Following the action at Newmarket, which produced a record £2.9m Tote Jackpot, Betfair spokesman Tony Calvin announced that the day had not gone off without a hitch. “We are aware that some customers experienced some issues while placing their Tote Jackpot bets this afternoon, and are working with the Tote to ascertain the exact cause and nature of the problem.” Tote’s George Primarolo subsequently said there had been “an issue with the money getting from Betfair into the pool. If it was our end, all sources through that gateway would have suffered, it would not have been a problem unique to Betfair.”
Although the finger of suspicion was now firmly pointed their way, Betfair decided not to honor the would-be winning wagers, saying only that it had “returned funds associated with failed bets” and that “at no point were these customers given confirmation that their bets had been successfully placed, or appeared as placed in their account statement”. But in a conversation with the Telegraph, punter Nick Bradley claims his £12k bet had been “taken out of” his Betfair account at the time. Bradley stood to gain £4,610 profit if his wager had gone through, while a few small scale bettors should have earned £16k apiece.

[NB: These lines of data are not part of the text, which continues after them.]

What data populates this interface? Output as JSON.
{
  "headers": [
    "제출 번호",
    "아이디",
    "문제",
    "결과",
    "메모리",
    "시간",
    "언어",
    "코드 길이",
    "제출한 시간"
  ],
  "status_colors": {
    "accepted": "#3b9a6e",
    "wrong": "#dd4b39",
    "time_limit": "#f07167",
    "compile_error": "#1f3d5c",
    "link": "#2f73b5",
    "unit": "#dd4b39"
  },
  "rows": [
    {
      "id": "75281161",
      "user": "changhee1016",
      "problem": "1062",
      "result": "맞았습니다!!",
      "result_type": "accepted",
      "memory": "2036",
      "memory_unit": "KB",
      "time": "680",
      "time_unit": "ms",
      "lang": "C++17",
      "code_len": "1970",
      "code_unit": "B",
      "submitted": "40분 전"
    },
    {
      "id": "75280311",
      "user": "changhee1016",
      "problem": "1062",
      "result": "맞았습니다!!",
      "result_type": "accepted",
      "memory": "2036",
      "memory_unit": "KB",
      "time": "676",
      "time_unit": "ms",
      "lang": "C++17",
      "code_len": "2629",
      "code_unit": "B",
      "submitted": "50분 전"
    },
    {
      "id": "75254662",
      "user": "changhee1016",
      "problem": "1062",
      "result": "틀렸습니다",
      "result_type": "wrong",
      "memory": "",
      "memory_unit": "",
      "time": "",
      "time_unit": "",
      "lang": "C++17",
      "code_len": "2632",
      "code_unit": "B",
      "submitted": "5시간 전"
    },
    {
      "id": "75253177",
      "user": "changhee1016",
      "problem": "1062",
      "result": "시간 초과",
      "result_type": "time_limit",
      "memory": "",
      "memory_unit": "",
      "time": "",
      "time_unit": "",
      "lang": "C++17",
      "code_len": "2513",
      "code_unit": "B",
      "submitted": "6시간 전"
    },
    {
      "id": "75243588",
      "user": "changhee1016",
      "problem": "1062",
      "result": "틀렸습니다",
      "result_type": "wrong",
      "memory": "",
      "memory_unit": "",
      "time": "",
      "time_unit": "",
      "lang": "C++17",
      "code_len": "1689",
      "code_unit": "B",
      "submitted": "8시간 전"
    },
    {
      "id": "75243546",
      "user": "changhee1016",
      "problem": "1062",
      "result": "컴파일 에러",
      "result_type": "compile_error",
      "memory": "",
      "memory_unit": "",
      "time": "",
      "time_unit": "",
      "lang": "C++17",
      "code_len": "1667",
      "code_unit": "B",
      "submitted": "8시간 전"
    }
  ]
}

Bradley told the Racing Post that he didn’t expect to “get treated like this” after paying £400k in Betfair commissions over the years. “Peer-to-peer betting is the best idea to have come out of the betting industry but the way they [Betfair] run it is a shambles. The site must go down once a week, so everyone who has bets placed and who might want to change them in running can’t do it.” Betfair apologized to all those affected by the cock-up, but suggested that in future bettors “avoid the last 15 minutes” before a bet when Betfair’s technical underpinnings were stressed to (and occasionally beyond) their breaking point.
While this latest brouhaha revolves around winning bets, Betfair also has a reputation as the only game in town for people who wish to wager on a horse/athlete/team to lose. Yesterday, two work riders in Ireland were found guilty of using the betting exchange to wager against their stable’s horses. The Independent reports that Kaname Tsuge and Gosuke Motoki, who were employed by Aidan O’Brien at Ballydoyle, were each fined €2k plus court costs. The relative leniency of the sentence was in part because the two men claimed to have “had no knowledge that what they were doing was wrong” and their unimipressive betting records (a combined 95 ‘lay’ bets on Ballydoyle horses over a three-year period for a combined profit of €550) suggest the pair weren’t really using any specific inside knowledge to their benefit.